Material provided:
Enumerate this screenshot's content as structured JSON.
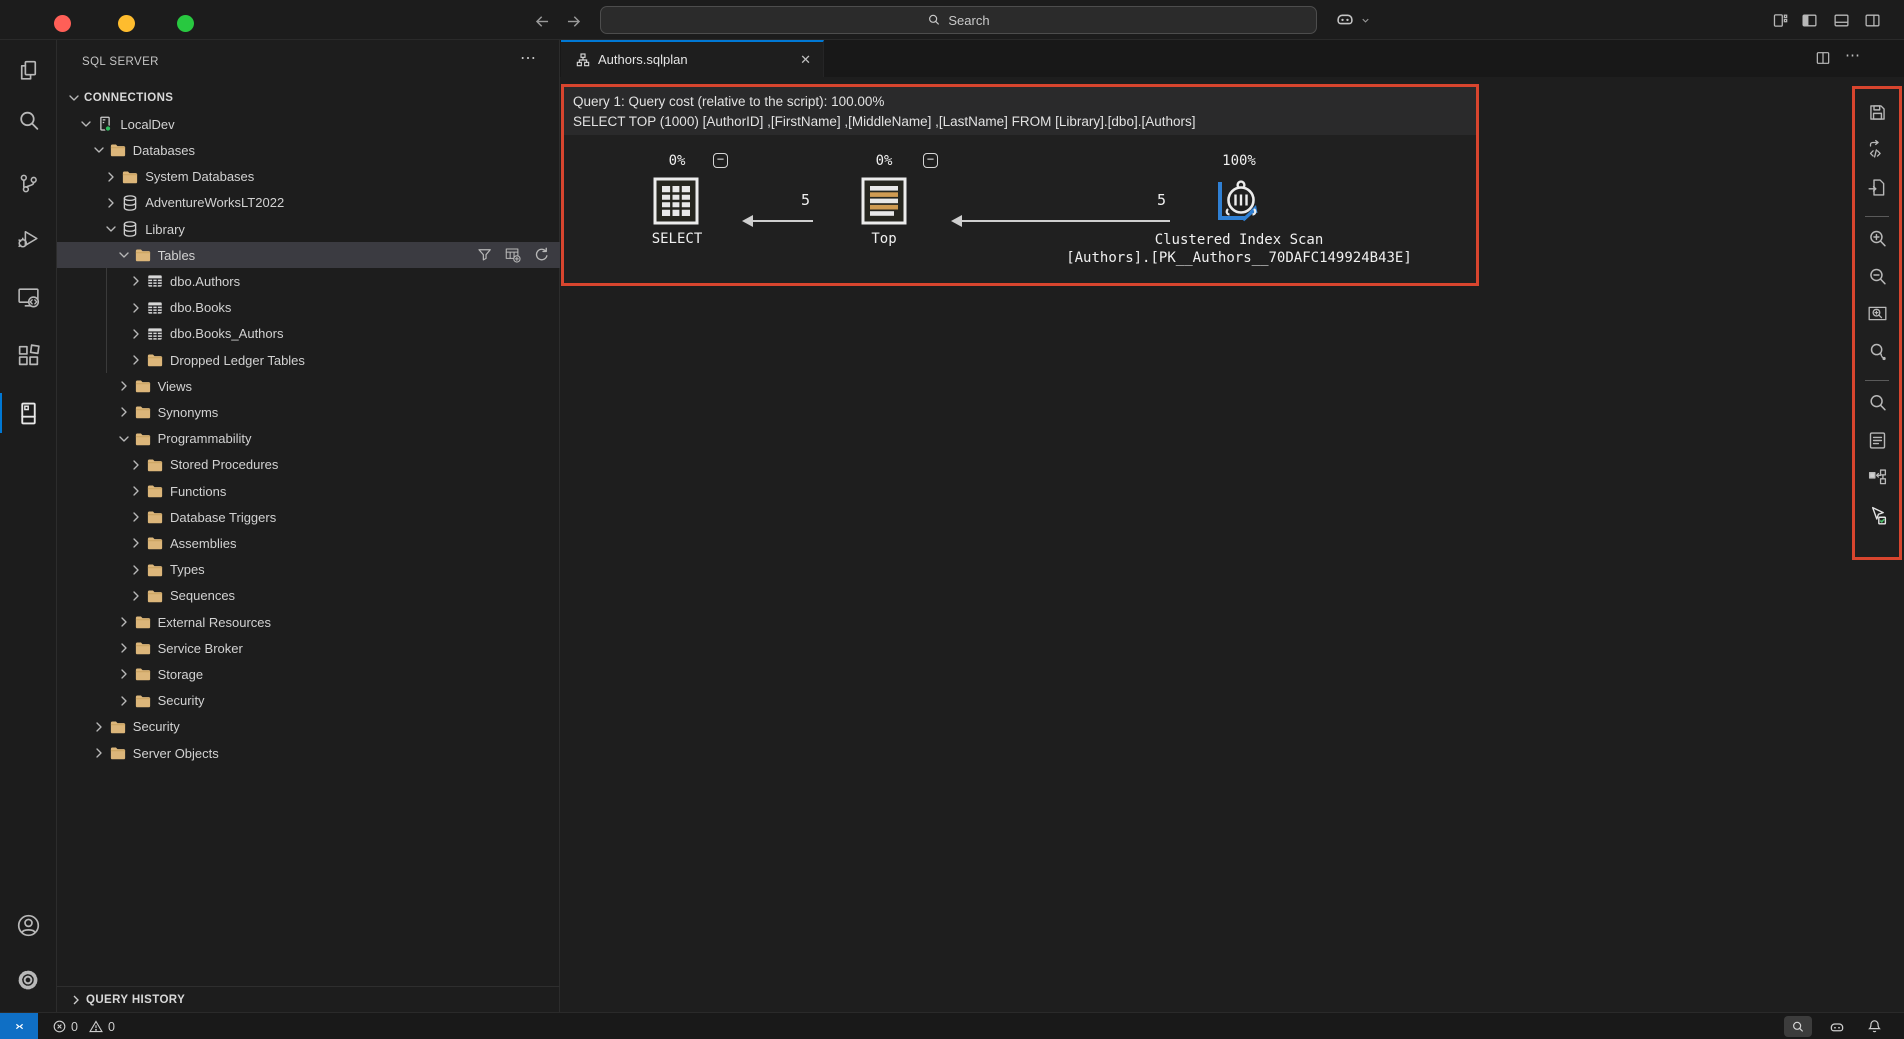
{
  "titlebar": {
    "search_placeholder": "Search",
    "traffic_lights": [
      "close",
      "minimize",
      "zoom"
    ],
    "right_icons": [
      "customize-layout",
      "toggle-primary-sidebar",
      "toggle-panel",
      "toggle-secondary-sidebar"
    ],
    "copilot_menu": "copilot"
  },
  "activity_bar": {
    "items": [
      "explorer",
      "search",
      "source-control",
      "run-and-debug",
      "remote-explorer",
      "extensions",
      "sql-server"
    ],
    "active_item": "sql-server",
    "bottom_items": [
      "accounts",
      "settings"
    ]
  },
  "sidebar": {
    "title": "SQL SERVER",
    "more_label": "⋯",
    "connections_header": "CONNECTIONS",
    "query_history_header": "QUERY HISTORY",
    "tree": [
      {
        "label": "CONNECTIONS",
        "level": 0,
        "chevron": "down",
        "icon": "",
        "header": true
      },
      {
        "label": "LocalDev",
        "level": 1,
        "chevron": "down",
        "icon": "server"
      },
      {
        "label": "Databases",
        "level": 2,
        "chevron": "down",
        "icon": "folder"
      },
      {
        "label": "System Databases",
        "level": 3,
        "chevron": "right",
        "icon": "folder"
      },
      {
        "label": "AdventureWorksLT2022",
        "level": 3,
        "chevron": "right",
        "icon": "database"
      },
      {
        "label": "Library",
        "level": 3,
        "chevron": "down",
        "icon": "database"
      },
      {
        "label": "Tables",
        "level": 4,
        "chevron": "down",
        "icon": "folder",
        "selected": true,
        "actions": [
          "filter",
          "design",
          "refresh"
        ]
      },
      {
        "label": "dbo.Authors",
        "level": 5,
        "chevron": "right",
        "icon": "table"
      },
      {
        "label": "dbo.Books",
        "level": 5,
        "chevron": "right",
        "icon": "table"
      },
      {
        "label": "dbo.Books_Authors",
        "level": 5,
        "chevron": "right",
        "icon": "table"
      },
      {
        "label": "Dropped Ledger Tables",
        "level": 5,
        "chevron": "right",
        "icon": "folder"
      },
      {
        "label": "Views",
        "level": 4,
        "chevron": "right",
        "icon": "folder"
      },
      {
        "label": "Synonyms",
        "level": 4,
        "chevron": "right",
        "icon": "folder"
      },
      {
        "label": "Programmability",
        "level": 4,
        "chevron": "down",
        "icon": "folder"
      },
      {
        "label": "Stored Procedures",
        "level": 5,
        "chevron": "right",
        "icon": "folder"
      },
      {
        "label": "Functions",
        "level": 5,
        "chevron": "right",
        "icon": "folder"
      },
      {
        "label": "Database Triggers",
        "level": 5,
        "chevron": "right",
        "icon": "folder"
      },
      {
        "label": "Assemblies",
        "level": 5,
        "chevron": "right",
        "icon": "folder"
      },
      {
        "label": "Types",
        "level": 5,
        "chevron": "right",
        "icon": "folder"
      },
      {
        "label": "Sequences",
        "level": 5,
        "chevron": "right",
        "icon": "folder"
      },
      {
        "label": "External Resources",
        "level": 4,
        "chevron": "right",
        "icon": "folder"
      },
      {
        "label": "Service Broker",
        "level": 4,
        "chevron": "right",
        "icon": "folder"
      },
      {
        "label": "Storage",
        "level": 4,
        "chevron": "right",
        "icon": "folder"
      },
      {
        "label": "Security",
        "level": 4,
        "chevron": "right",
        "icon": "folder"
      },
      {
        "label": "Security",
        "level": 2,
        "chevron": "right",
        "icon": "folder"
      },
      {
        "label": "Server Objects",
        "level": 2,
        "chevron": "right",
        "icon": "folder"
      }
    ]
  },
  "editor": {
    "tab": {
      "label": "Authors.sqlplan",
      "icon": "sqlplan-icon",
      "close": "✕"
    },
    "tabbar_actions": [
      "split-editor",
      "more-actions"
    ],
    "more_actions_label": "⋯"
  },
  "plan": {
    "header_line1": "Query 1: Query cost (relative to the script): 100.00%",
    "header_line2": "SELECT TOP (1000) [AuthorID] ,[FirstName] ,[MiddleName] ,[LastName] FROM [Library].[dbo].[Authors]",
    "nodes": [
      {
        "cost": "0%",
        "name": "SELECT",
        "collapse": "−"
      },
      {
        "cost": "0%",
        "name": "Top",
        "collapse": "−"
      },
      {
        "cost": "100%",
        "name": "Clustered Index Scan",
        "detail": "[Authors].[PK__Authors__70DAFC149924B43E]"
      }
    ],
    "edges": [
      {
        "rows": "5"
      },
      {
        "rows": "5"
      }
    ],
    "toolbar": [
      "save-plan",
      "show-query-xml",
      "open-query",
      "divider",
      "zoom-in",
      "zoom-out",
      "zoom-to-fit",
      "custom-zoom",
      "divider",
      "find-node",
      "properties",
      "highlight-expensive-operation",
      "toggle-tooltips"
    ]
  },
  "statusbar": {
    "errors": "0",
    "warnings": "0",
    "right_icons": [
      "search",
      "copilot",
      "bell"
    ]
  },
  "colors": {
    "highlight_red": "#d8452e",
    "accent_blue": "#0078d4",
    "remote_blue": "#0f6fc5",
    "folder_tan": "#dcb67a",
    "top_node_bar": "#cf9b52",
    "scan_blue": "#2f80d4",
    "server_green": "#2fbe60",
    "traffic_red": "#ff5f57",
    "traffic_yellow": "#febc2e",
    "traffic_green": "#28c840"
  }
}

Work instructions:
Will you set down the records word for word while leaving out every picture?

Answer:
Enumerate this screenshot's content as structured JSON.
{
  "titlebar": {
    "search_placeholder": "Search",
    "traffic_lights": [
      "close",
      "minimize",
      "zoom"
    ],
    "right_icons": [
      "customize-layout",
      "toggle-primary-sidebar",
      "toggle-panel",
      "toggle-secondary-sidebar"
    ],
    "copilot_menu": "copilot"
  },
  "activity_bar": {
    "items": [
      "explorer",
      "search",
      "source-control",
      "run-and-debug",
      "remote-explorer",
      "extensions",
      "sql-server"
    ],
    "active_item": "sql-server",
    "bottom_items": [
      "accounts",
      "settings"
    ]
  },
  "sidebar": {
    "title": "SQL SERVER",
    "more_label": "⋯",
    "connections_header": "CONNECTIONS",
    "query_history_header": "QUERY HISTORY",
    "tree": [
      {
        "label": "CONNECTIONS",
        "level": 0,
        "chevron": "down",
        "icon": "",
        "header": true
      },
      {
        "label": "LocalDev",
        "level": 1,
        "chevron": "down",
        "icon": "server"
      },
      {
        "label": "Databases",
        "level": 2,
        "chevron": "down",
        "icon": "folder"
      },
      {
        "label": "System Databases",
        "level": 3,
        "chevron": "right",
        "icon": "folder"
      },
      {
        "label": "AdventureWorksLT2022",
        "level": 3,
        "chevron": "right",
        "icon": "database"
      },
      {
        "label": "Library",
        "level": 3,
        "chevron": "down",
        "icon": "database"
      },
      {
        "label": "Tables",
        "level": 4,
        "chevron": "down",
        "icon": "folder",
        "selected": true,
        "actions": [
          "filter",
          "design",
          "refresh"
        ]
      },
      {
        "label": "dbo.Authors",
        "level": 5,
        "chevron": "right",
        "icon": "table"
      },
      {
        "label": "dbo.Books",
        "level": 5,
        "chevron": "right",
        "icon": "table"
      },
      {
        "label": "dbo.Books_Authors",
        "level": 5,
        "chevron": "right",
        "icon": "table"
      },
      {
        "label": "Dropped Ledger Tables",
        "level": 5,
        "chevron": "right",
        "icon": "folder"
      },
      {
        "label": "Views",
        "level": 4,
        "chevron": "right",
        "icon": "folder"
      },
      {
        "label": "Synonyms",
        "level": 4,
        "chevron": "right",
        "icon": "folder"
      },
      {
        "label": "Programmability",
        "level": 4,
        "chevron": "down",
        "icon": "folder"
      },
      {
        "label": "Stored Procedures",
        "level": 5,
        "chevron": "right",
        "icon": "folder"
      },
      {
        "label": "Functions",
        "level": 5,
        "chevron": "right",
        "icon": "folder"
      },
      {
        "label": "Database Triggers",
        "level": 5,
        "chevron": "right",
        "icon": "folder"
      },
      {
        "label": "Assemblies",
        "level": 5,
        "chevron": "right",
        "icon": "folder"
      },
      {
        "label": "Types",
        "level": 5,
        "chevron": "right",
        "icon": "folder"
      },
      {
        "label": "Sequences",
        "level": 5,
        "chevron": "right",
        "icon": "folder"
      },
      {
        "label": "External Resources",
        "level": 4,
        "chevron": "right",
        "icon": "folder"
      },
      {
        "label": "Service Broker",
        "level": 4,
        "chevron": "right",
        "icon": "folder"
      },
      {
        "label": "Storage",
        "level": 4,
        "chevron": "right",
        "icon": "folder"
      },
      {
        "label": "Security",
        "level": 4,
        "chevron": "right",
        "icon": "folder"
      },
      {
        "label": "Security",
        "level": 2,
        "chevron": "right",
        "icon": "folder"
      },
      {
        "label": "Server Objects",
        "level": 2,
        "chevron": "right",
        "icon": "folder"
      }
    ]
  },
  "editor": {
    "tab": {
      "label": "Authors.sqlplan",
      "icon": "sqlplan-icon",
      "close": "✕"
    },
    "tabbar_actions": [
      "split-editor",
      "more-actions"
    ],
    "more_actions_label": "⋯"
  },
  "plan": {
    "header_line1": "Query 1: Query cost (relative to the script): 100.00%",
    "header_line2": "SELECT TOP (1000) [AuthorID] ,[FirstName] ,[MiddleName] ,[LastName] FROM [Library].[dbo].[Authors]",
    "nodes": [
      {
        "cost": "0%",
        "name": "SELECT",
        "collapse": "−"
      },
      {
        "cost": "0%",
        "name": "Top",
        "collapse": "−"
      },
      {
        "cost": "100%",
        "name": "Clustered Index Scan",
        "detail": "[Authors].[PK__Authors__70DAFC149924B43E]"
      }
    ],
    "edges": [
      {
        "rows": "5"
      },
      {
        "rows": "5"
      }
    ],
    "toolbar": [
      "save-plan",
      "show-query-xml",
      "open-query",
      "divider",
      "zoom-in",
      "zoom-out",
      "zoom-to-fit",
      "custom-zoom",
      "divider",
      "find-node",
      "properties",
      "highlight-expensive-operation",
      "toggle-tooltips"
    ]
  },
  "statusbar": {
    "errors": "0",
    "warnings": "0",
    "right_icons": [
      "search",
      "copilot",
      "bell"
    ]
  },
  "colors": {
    "highlight_red": "#d8452e",
    "accent_blue": "#0078d4",
    "remote_blue": "#0f6fc5",
    "folder_tan": "#dcb67a",
    "top_node_bar": "#cf9b52",
    "scan_blue": "#2f80d4",
    "server_green": "#2fbe60",
    "traffic_red": "#ff5f57",
    "traffic_yellow": "#febc2e",
    "traffic_green": "#28c840"
  }
}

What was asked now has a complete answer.